Within the first two miles, there are several hills – so be ready for that and stay under control early on – don’t go out too fast, or else this course will punish you in a way that other races can only dream of. As it was, I felt solid early on pace-wise, even struggling through the congestion. The one thing on my mind during those first few miles was my like of fuel in my stomach, as that evil microscopic annoyance basically yelled “EVERYBODY OUT!” about an hour after dinner Saturday night. The good internal vibes existed up until mile 9….and then I began to feel like I was already running on empty. Not a good point in the race to feel like this.
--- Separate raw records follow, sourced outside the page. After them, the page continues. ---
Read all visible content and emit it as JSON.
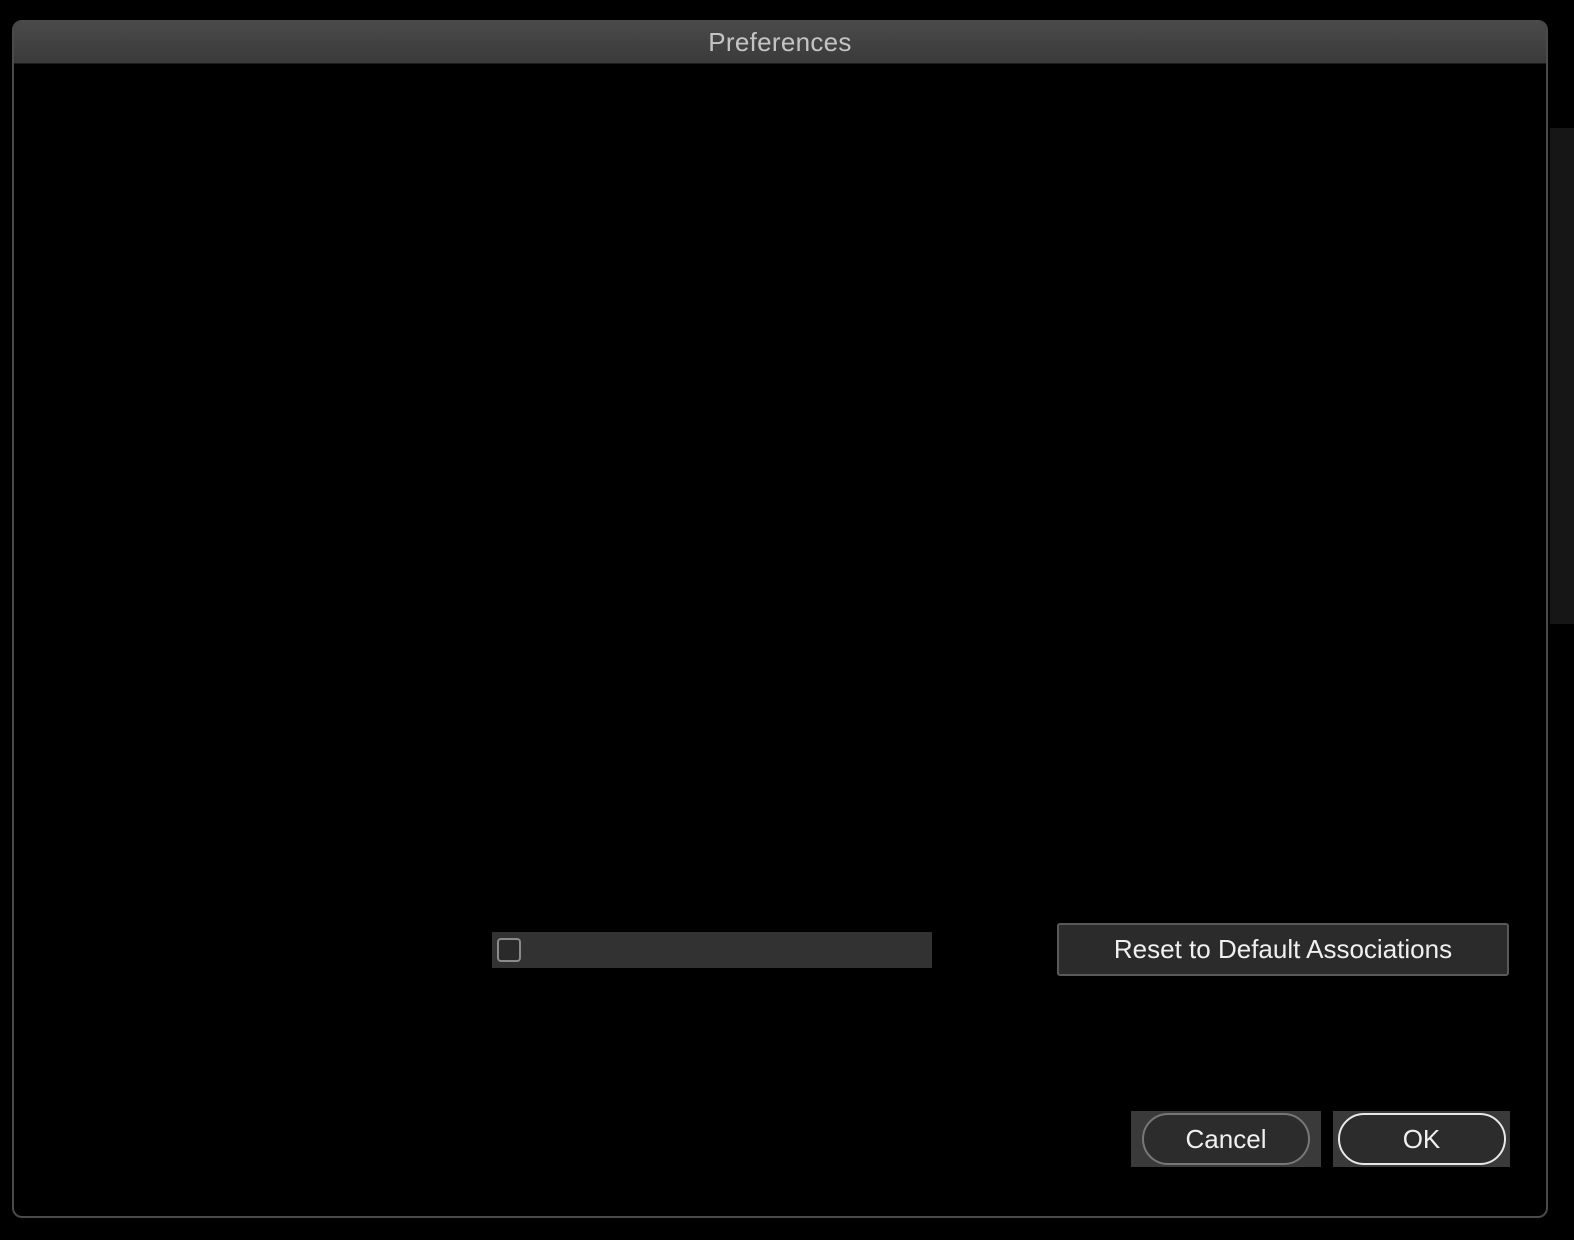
{
  "window": {
    "title": "Preferences"
  },
  "options": {
    "checkbox_checked": false,
    "reset_label": "Reset to Default Associations"
  },
  "footer": {
    "cancel_label": "Cancel",
    "ok_label": "OK"
  }
}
Yet another note to 2018 runners: make sure you take in calories 2 hours before race time – top off your tank – because you’ll need the energy later.
By Mile 10, I knew this wasn’t going to be my day. I was coughing a lot, and felt like I didn’t take in enough water – remember that water stations are every 2 miles, not every single mile like lots of other marathons. This was something else I didn’t plan for – and not knowing the distance between water stops was a pure rookie mistake on my part. Mile 10, however, provided the runners with a view of the Lincoln Memorial and the sounds of the Marine Band. This lifted me up a bit – and I was already beginning to need the motivation. As it turns out, one of the most amazing moments of the race was just ahead of me.
If you really want to know where the heart and soul of this race resides, it beats within the Blue Mile, which begins at Mile Marker 12. To the left and right of the runners’ lane were plaques with fallen soldiers’ pictures, names and ranks. It went on for what felt like 3/4 of a mile. Any chatting between runners ceased the moment you crossed into this part of the course. You could literally hear a pin drop. Some runners stopped in front specific plaques, lowered their heads in silent prayer, and then Marined Up and soldiered on. At the end of this 3/4 mile tribute, family and friends of the fallen held American flags on either side of the course and yelled inspiration to us all…….for what felt like another 3/4 of a mile. If this part of the course didn’t lite your fire, then quite simply your pilot light is out. I get chills just thinking about it 48 hours later.
At Mile 17, the course brings you onto The Mall, where you enjoy the views of hte Capital Building, The Smithsonian, and other awesome museums. It was at this point where I met Al. Al is pretty amazing, as he has completed all 42 of the Marine Corps Marathons, from 1976 to present. I said my hello and congratulations on this incredible streak. His response was simple “…it keeps me young!” It was a quick exchange – but one that was pretty awesome.
By Mile 19, I felt like I wanted to quit. I had been fighting this feeling most of the morning, but by this point it almost overwhelmed me. Thank Zues that a marine happened to be there at that moment and began to yell encouragement. “Time to suck it up!!! REMEMBER WHY YOU’RE HERE!” I must have heard those words from a number of Marines throughout the race – and those are the words I’m embracing as my mantra from now on. They got me through the final 7 miles, and up the final hill at mile 26.1.
After I received my medal, I waddled over to the water / gatorade station. During my walk, I met a man who was in his late 60’s / early 70’s. He was standing alone under a tree and looked somber. I asked if he was OK, and he said that he was fine – but the toughest part of his day comes next. I asked him to elaborate. His response “I’m going to visit my brother in Arlington right now – he’s earning one more medal.” I congratulated him on finishing and left him to his duties. Another moment I will never – ever – forget.
The race is not easy. Lots of concrete. A congested start / first mile. Not much shade. Temperatures that began at 45 degrees and went to 80 in 4 hours. Hills early in the course sap you more than you realize. It’s a hard race – but it’s the hard that makes it great.
A HUGE OORAH to my teammates, and everyone that supported us.